of the North Dakota Constitution
is entitled Powers Reserved to the People
and consists of ten sections.
|| Text of Section 1:
While the legislative power of this state shall be vested in a legislative
assembly consisting of a senate and a house of representatives, the people reserve the power to
propose and enact laws by the initiative, including the call for a constitutional convention; to
approve or reject legislative Acts, or parts thereof, by the referendum; to propose and adopt
constitutional amendments by the initiative; and to recall certain elected officials. This article is
self-executing and all of its provisions are mandatory. Laws may be enacted to facilitate and
safeguard, but not to hamper, restrict, or impair these powers.
|| Text of Section 2:
A petition to initiate or to refer a measure must be presented to the secretary
of state for approval as to form.

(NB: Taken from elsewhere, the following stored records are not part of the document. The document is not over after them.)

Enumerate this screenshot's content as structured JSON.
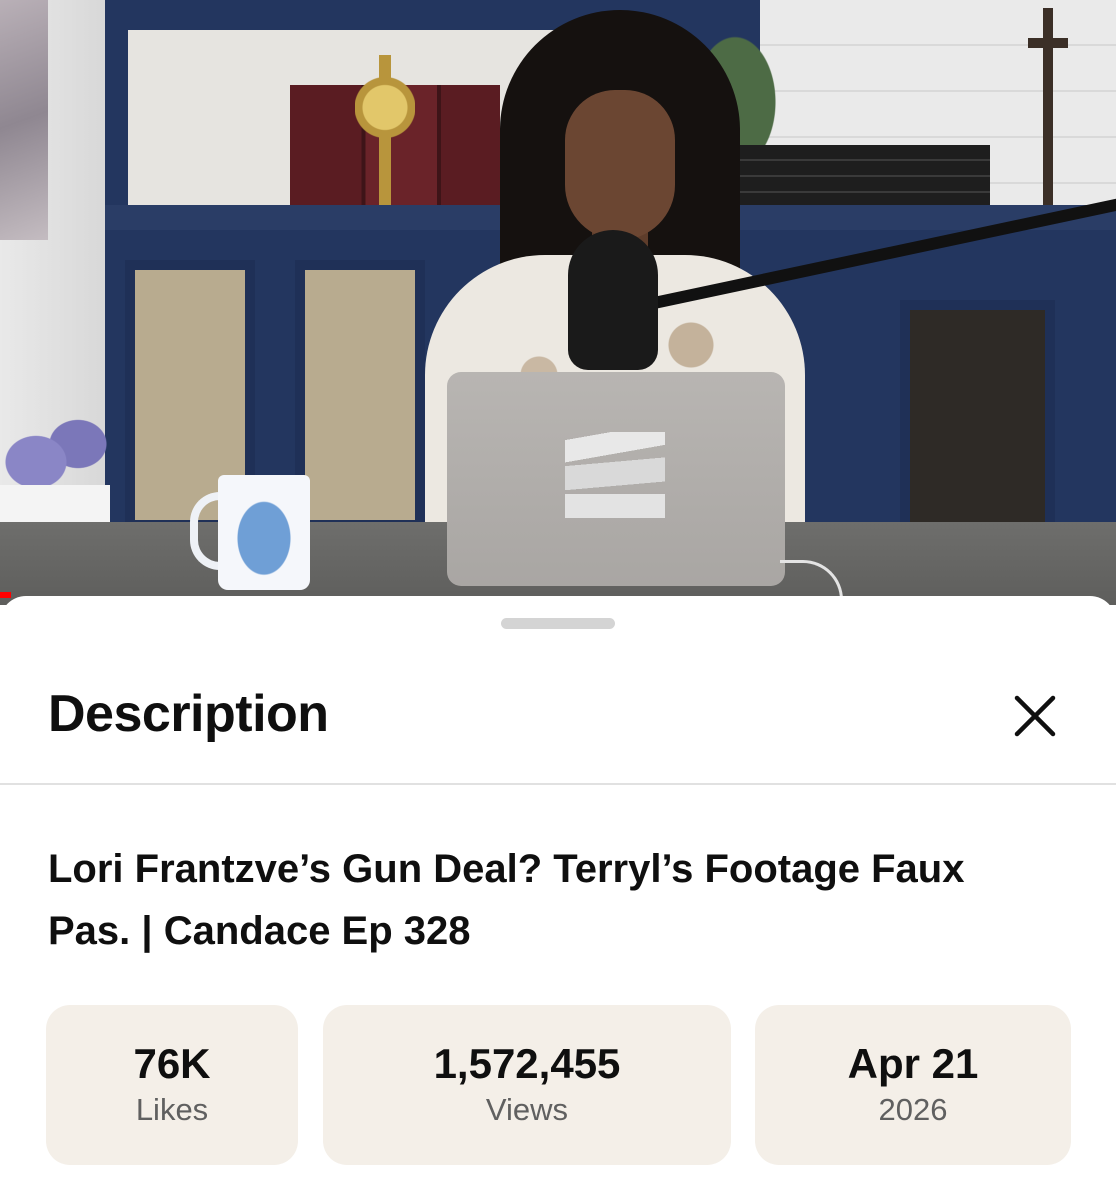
{
  "video": {
    "progress_fraction": 0.01,
    "accent_color": "#ff0000"
  },
  "sheet": {
    "title": "Description",
    "close_icon": "close-icon",
    "video_title": "Lori Frantzve’s Gun Deal? Terryl’s Footage Faux Pas. | Candace Ep 328"
  },
  "stats": {
    "likes": {
      "value": "76K",
      "label": "Likes"
    },
    "views": {
      "value": "1,572,455",
      "label": "Views"
    },
    "date": {
      "value": "Apr 21",
      "label": "2026"
    }
  }
}
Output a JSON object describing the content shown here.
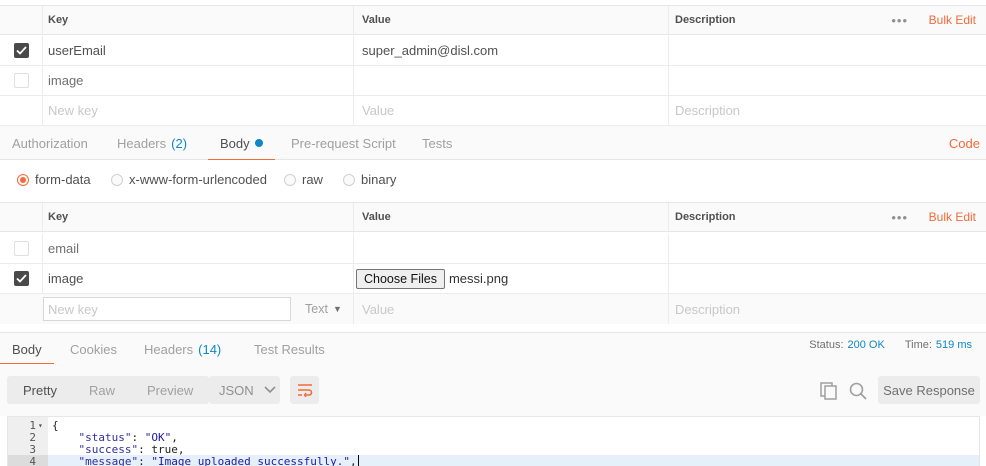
{
  "params_table": {
    "header": {
      "key": "Key",
      "value": "Value",
      "description": "Description",
      "more": "•••",
      "bulk_edit": "Bulk Edit"
    },
    "rows": [
      {
        "key": "userEmail",
        "value": "super_admin@disl.com",
        "checked": true
      },
      {
        "key": "image",
        "value": "",
        "checked": false
      }
    ],
    "new_row": {
      "key_placeholder": "New key",
      "value_placeholder": "Value",
      "description_placeholder": "Description"
    }
  },
  "request_tabs": {
    "items": [
      {
        "label": "Authorization"
      },
      {
        "label": "Headers",
        "count": "(2)"
      },
      {
        "label": "Body"
      },
      {
        "label": "Pre-request Script"
      },
      {
        "label": "Tests"
      }
    ],
    "active": "Body",
    "code_link": "Code"
  },
  "body_modes": {
    "options": [
      "form-data",
      "x-www-form-urlencoded",
      "raw",
      "binary"
    ],
    "selected": "form-data"
  },
  "form_table": {
    "header": {
      "key": "Key",
      "value": "Value",
      "description": "Description",
      "more": "•••",
      "bulk_edit": "Bulk Edit"
    },
    "rows": [
      {
        "key": "email",
        "value": "",
        "checked": false
      },
      {
        "key": "image",
        "file_button": "Choose Files",
        "file_name": "messi.png",
        "checked": true
      }
    ],
    "new_row": {
      "key_placeholder": "New key",
      "type": "Text",
      "value_placeholder": "Value",
      "description_placeholder": "Description"
    }
  },
  "response": {
    "tabs": [
      {
        "label": "Body"
      },
      {
        "label": "Cookies"
      },
      {
        "label": "Headers",
        "count": "(14)"
      },
      {
        "label": "Test Results"
      }
    ],
    "active": "Body",
    "status_label": "Status:",
    "status_value": "200 OK",
    "time_label": "Time:",
    "time_value": "519 ms",
    "view_modes": [
      "Pretty",
      "Raw",
      "Preview"
    ],
    "active_view": "Pretty",
    "format": "JSON",
    "save_label": "Save Response",
    "icons": {
      "wrap": "wrap-lines-icon",
      "copy": "copy-icon",
      "search": "search-icon"
    }
  },
  "code": {
    "lines": [
      {
        "n": "1",
        "fold": "▾",
        "text": "{"
      },
      {
        "n": "2",
        "key": "\"status\"",
        "val": "\"OK\"",
        "tail": ","
      },
      {
        "n": "3",
        "key": "\"success\"",
        "val": "true",
        "tail": ","
      },
      {
        "n": "4",
        "key": "\"message\"",
        "val": "\"Image uploaded successfully.\"",
        "tail": ","
      }
    ]
  },
  "colors": {
    "accent": "#f26b3a",
    "link": "#0d87c5"
  }
}
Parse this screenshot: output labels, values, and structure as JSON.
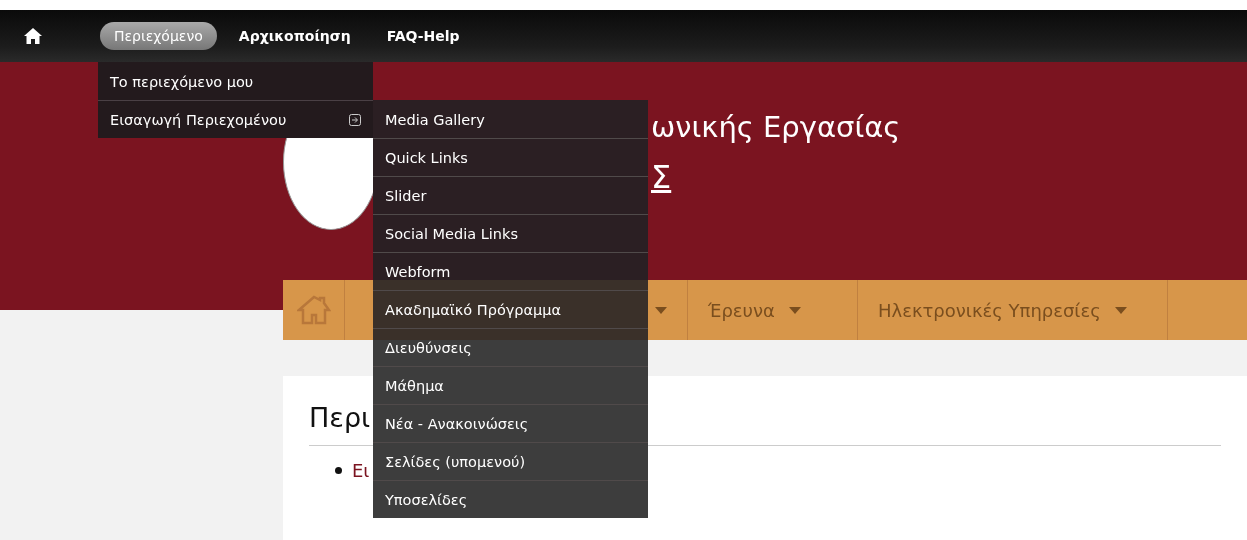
{
  "toolbar": {
    "items": [
      {
        "label": "Περιεχόμενο",
        "selected": true
      },
      {
        "label": "Αρχικοποίηση",
        "selected": false
      },
      {
        "label": "FAQ-Help",
        "selected": false
      }
    ]
  },
  "dropdown": {
    "items": [
      {
        "label": "Το περιεχόμενο μου",
        "has_submenu": false
      },
      {
        "label": "Εισαγωγή Περιεχομένου",
        "has_submenu": true
      }
    ]
  },
  "submenu": {
    "items": [
      "Media Gallery",
      "Quick Links",
      "Slider",
      "Social Media Links",
      "Webform",
      "Ακαδημαϊκό Πρόγραμμα",
      "Διευθύνσεις",
      "Μάθημα",
      "Νέα - Ανακοινώσεις",
      "Σελίδες (υπομενού)",
      "Υποσελίδες"
    ]
  },
  "header": {
    "site_name": "ωνικής Εργασίας",
    "site_slogan": "Σ"
  },
  "main_nav": {
    "items": [
      {
        "dropdown": false
      },
      {
        "dropdown": true
      },
      {
        "label": "Έρευνα",
        "dropdown": true
      },
      {
        "label": "Ηλεκτρονικές Υπηρεσίες",
        "dropdown": true
      }
    ]
  },
  "content": {
    "title": "Περι",
    "links": [
      "Ει"
    ]
  }
}
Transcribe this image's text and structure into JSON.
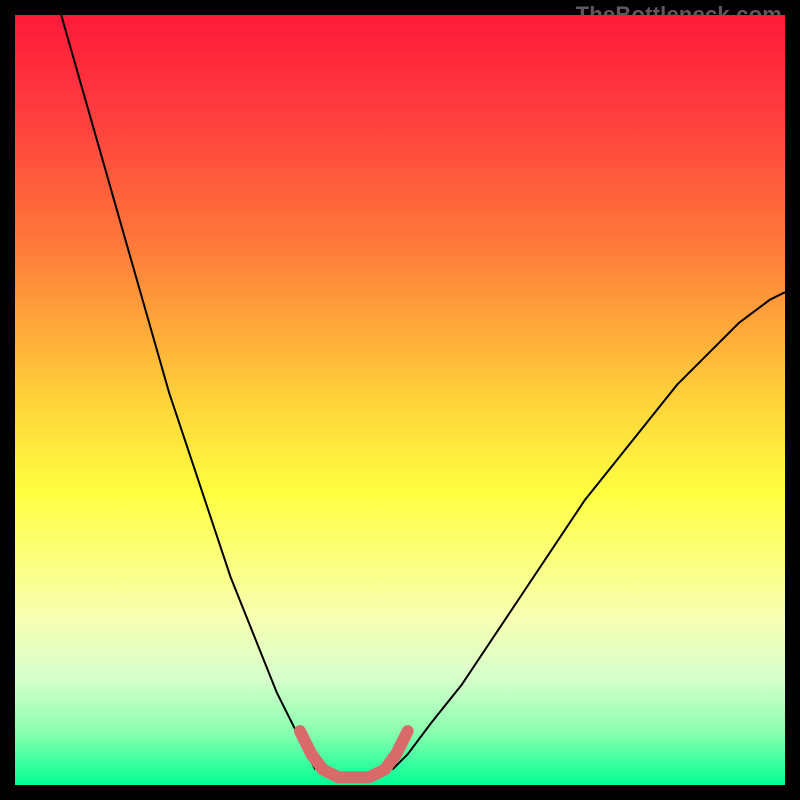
{
  "watermark": "TheBottleneck.com",
  "chart_data": {
    "type": "line",
    "title": "",
    "xlabel": "",
    "ylabel": "",
    "xlim": [
      0,
      100
    ],
    "ylim": [
      0,
      100
    ],
    "background_gradient": {
      "stops": [
        {
          "offset": 0.0,
          "color": "#ff1a3a"
        },
        {
          "offset": 0.12,
          "color": "#ff3a3f"
        },
        {
          "offset": 0.3,
          "color": "#ff7a3a"
        },
        {
          "offset": 0.5,
          "color": "#ffd23a"
        },
        {
          "offset": 0.62,
          "color": "#ffff40"
        },
        {
          "offset": 0.78,
          "color": "#f8ffb0"
        },
        {
          "offset": 0.86,
          "color": "#d8ffcc"
        },
        {
          "offset": 0.93,
          "color": "#8cffb0"
        },
        {
          "offset": 0.97,
          "color": "#3effa0"
        },
        {
          "offset": 1.0,
          "color": "#00ff95"
        }
      ]
    },
    "series": [
      {
        "name": "curve-left",
        "stroke": "#000000",
        "stroke_width": 2,
        "x": [
          6,
          8,
          10,
          12,
          14,
          16,
          18,
          20,
          22,
          24,
          26,
          28,
          30,
          32,
          34,
          36,
          38,
          39
        ],
        "y": [
          100,
          93,
          86,
          79,
          72,
          65,
          58,
          51,
          45,
          39,
          33,
          27,
          22,
          17,
          12,
          8,
          4,
          2
        ]
      },
      {
        "name": "curve-right",
        "stroke": "#000000",
        "stroke_width": 2,
        "x": [
          49,
          51,
          54,
          58,
          62,
          66,
          70,
          74,
          78,
          82,
          86,
          90,
          94,
          98,
          100
        ],
        "y": [
          2,
          4,
          8,
          13,
          19,
          25,
          31,
          37,
          42,
          47,
          52,
          56,
          60,
          63,
          64
        ]
      },
      {
        "name": "bottom-marker",
        "stroke": "#d86a6a",
        "stroke_width": 12,
        "stroke_linecap": "round",
        "stroke_linejoin": "round",
        "x": [
          37,
          38.5,
          40,
          42,
          44,
          46,
          48,
          49.5,
          51
        ],
        "y": [
          7,
          4,
          2,
          1,
          1,
          1,
          2,
          4,
          7
        ]
      }
    ]
  }
}
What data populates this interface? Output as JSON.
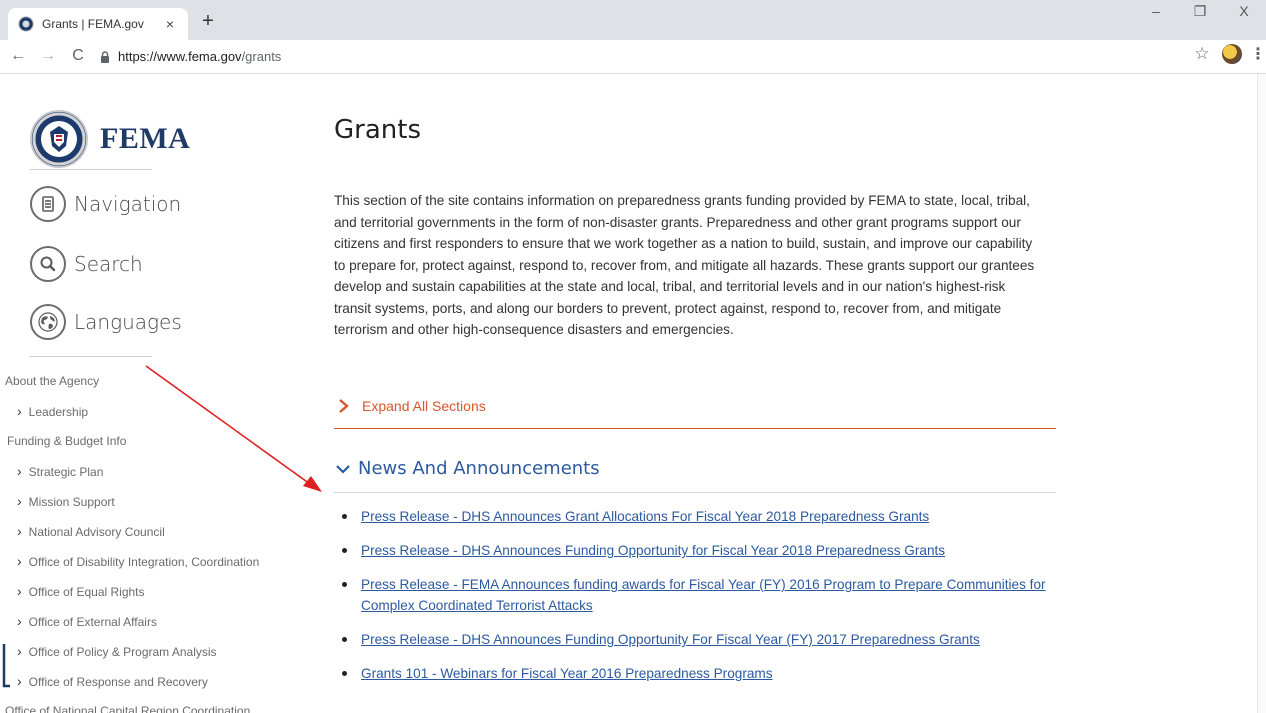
{
  "browser": {
    "tab_title": "Grants | FEMA.gov",
    "tab_close": "×",
    "new_tab": "+",
    "window_controls": {
      "minimize": "–",
      "restore": "❐",
      "close": "X"
    },
    "nav": {
      "back": "←",
      "forward": "→",
      "reload": "C"
    },
    "url_host": "https://www.fema.gov",
    "url_path": "/grants",
    "bookmark_icon": "☆",
    "menu_icon": "⋮"
  },
  "sidebar": {
    "logo_text": "FEMA",
    "menu": [
      {
        "label": "Navigation",
        "icon": "navigation-icon"
      },
      {
        "label": "Search",
        "icon": "search-icon"
      },
      {
        "label": "Languages",
        "icon": "globe-icon"
      }
    ],
    "links": [
      {
        "label": "About the Agency",
        "level": "parent"
      },
      {
        "label": "Leadership",
        "level": "child"
      },
      {
        "label": "Funding & Budget Info",
        "level": "parent"
      },
      {
        "label": "Strategic Plan",
        "level": "child"
      },
      {
        "label": "Mission Support",
        "level": "child"
      },
      {
        "label": "National Advisory Council",
        "level": "child"
      },
      {
        "label": "Office of Disability Integration, Coordination",
        "level": "child"
      },
      {
        "label": "Office of Equal Rights",
        "level": "child"
      },
      {
        "label": "Office of External Affairs",
        "level": "child"
      },
      {
        "label": "Office of Policy & Program Analysis",
        "level": "child"
      },
      {
        "label": "Office of Response and Recovery",
        "level": "child"
      },
      {
        "label": "Office of National Capital Region Coordination",
        "level": "parent"
      }
    ]
  },
  "main": {
    "title": "Grants",
    "intro": "This section of the site contains information on preparedness grants funding provided by FEMA to state, local, tribal, and territorial governments in the form of non-disaster grants. Preparedness and other grant programs support our citizens and first responders to ensure that we work together as a nation to build, sustain, and improve our capability to prepare for, protect against, respond to, recover from, and mitigate all hazards. These grants support our grantees develop and sustain capabilities at the state and local, tribal, and territorial levels and in our nation's highest-risk transit systems, ports, and along our borders to prevent, protect against, respond to, recover from, and mitigate terrorism and other high-consequence disasters and emergencies.",
    "expand_label": "Expand All Sections",
    "section_title": "News And Announcements",
    "news": [
      "Press Release - DHS Announces Grant Allocations For Fiscal Year 2018 Preparedness Grants",
      "Press Release - DHS Announces Funding Opportunity for Fiscal Year 2018 Preparedness Grants",
      "Press Release - FEMA Announces funding awards for Fiscal Year (FY) 2016 Program to Prepare Communities for Complex Coordinated Terrorist Attacks",
      "Press Release - DHS Announces Funding Opportunity For Fiscal Year (FY) 2017 Preparedness Grants",
      "Grants 101 - Webinars for Fiscal Year 2016 Preparedness Programs"
    ]
  },
  "colors": {
    "accent_orange": "#d9552b",
    "link_blue": "#2c5aa0",
    "fema_navy": "#1f3a67",
    "annotation_red": "#e02020"
  }
}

A request for approval must be presented over the names and
signatures of twenty-five or more electors as sponsors, one of whom must be designated as
chairman of the sponsoring committee. The secretary of state shall approve the petition for
circulation if it is in proper form and contains the names and addresses of the sponsors and the
full text of the measure.
The legislative assembly may provide by law for a procedure through which the legislative
council may establish an appropriate method for determining the fiscal impact of an initiative
measure and for making the information regarding the fiscal impact of the measure available to
|| Text of Section 3:
The petition shall be circulated only by electors. They shall swear thereon
that the electors who have signed the petition did so in their presence. Each elector signing a
petition shall also write in the date of signing and his post-office address. No law shall be
enacted limiting the number of copies of a petition. The copies shall become part of the original
petition when filed.
|| Text of Section 4:
The petition may be submitted to the secretary of state if signed by electors
equal in number to two percent of the resident population of the state at the last federal decennial
|| Text of Section 5:
An initiative petition shall be submitted not less than ninety days before the
statewide election at which the measure is to be voted upon. A referendum petition may be
submitted only within ninety days after the filing of the measure with the secretary of state. The
submission of a petition shall suspend the operation of any measure enacted by the legislative
assembly except emergency measures and appropriation measures for the support and
maintenance of state departments and institutions. The submission of a petition against one or
more items or parts of any measure shall not prevent the remainder from going into effect. A
referred measure may be voted upon at a statewide election or at a special election called by the
|| Text of Section 6:
The secretary of state shall pass upon each petition, and if he finds it
insufficient, he shall notify the "committee for the petitioners" and allow twenty days for correction
or amendment. All decisions of the secretary of state in regard to any such petition shall be
subject to review by the supreme court. But if the sufficiency of such petition is being reviewed at
the time the ballot is prepared, the secretary of state shall place the measure on the ballot and no
subsequent decision shall invalidate such measure if it is at such election approved by a majority
of the votes cast thereon. If proceedings are brought against any petition upon any ground, the
burden of proof shall be upon the party attacking it.
|| Text of Section 7:
All decisions of the secretary of state in the petition process are subject to
review by the supreme court in the exercise of original jurisdiction. If his decision is being
reviewed at the time the ballot is prepared, he shall place the measure on the ballot and no court
action shall invalidate the measure if it is approved at the election by a majority of the votes cast
|| Text of Section 8:
If a majority of votes cast upon an initiated or a referred measure are
affirmative, it shall be deemed enacted. An initiated or referred measure which is approved shall
become law thirty days after the election, and a referred measure which is rejected shall be void
immediately. If conflicting measures are approved, the one receiving the highest number of
affirmative votes shall be law. A measure approved by the electors may not be repealed or
amended by the legislative assembly for seven years from its effective date, except by a
two-thirds vote of the members elected to each house.
|| Text of Section 9:
A constitutional amendment may be proposed by initiative petition. If signed
by electors equal in number to four percent of the resident population of the state at the last
federal decennial census, the petition may be submitted to the secretary of state. All other
provisions relating to initiative measures apply hereto.
|| Text of Section 10:
Any elected official of the state, of any county or of any legislative or county
commissioner district shall be subject to recall by petition of electors equal in number to
twenty-five percent of those who voted at the preceding general election for the office of governor
in the state, county, or district in which the official is to be recalled.
The petition shall be filed with the official with whom a petition for nomination to the office
in question is filed, who shall call a special election if he finds the petition valid and sufficient. No
elector may remove his name from a recall petition.
The name of the official to be recalled shall be placed on the ballot unless he resigns
within ten days after the filing of the petition. Other candidates for the office may be nominated in
a manner provided by law. When the election results have been officially declared, the candidate
receiving the highest number of votes shall be deemed elected for the remainder of the term. No
official shall be subject twice to recall during the term for which he was elected.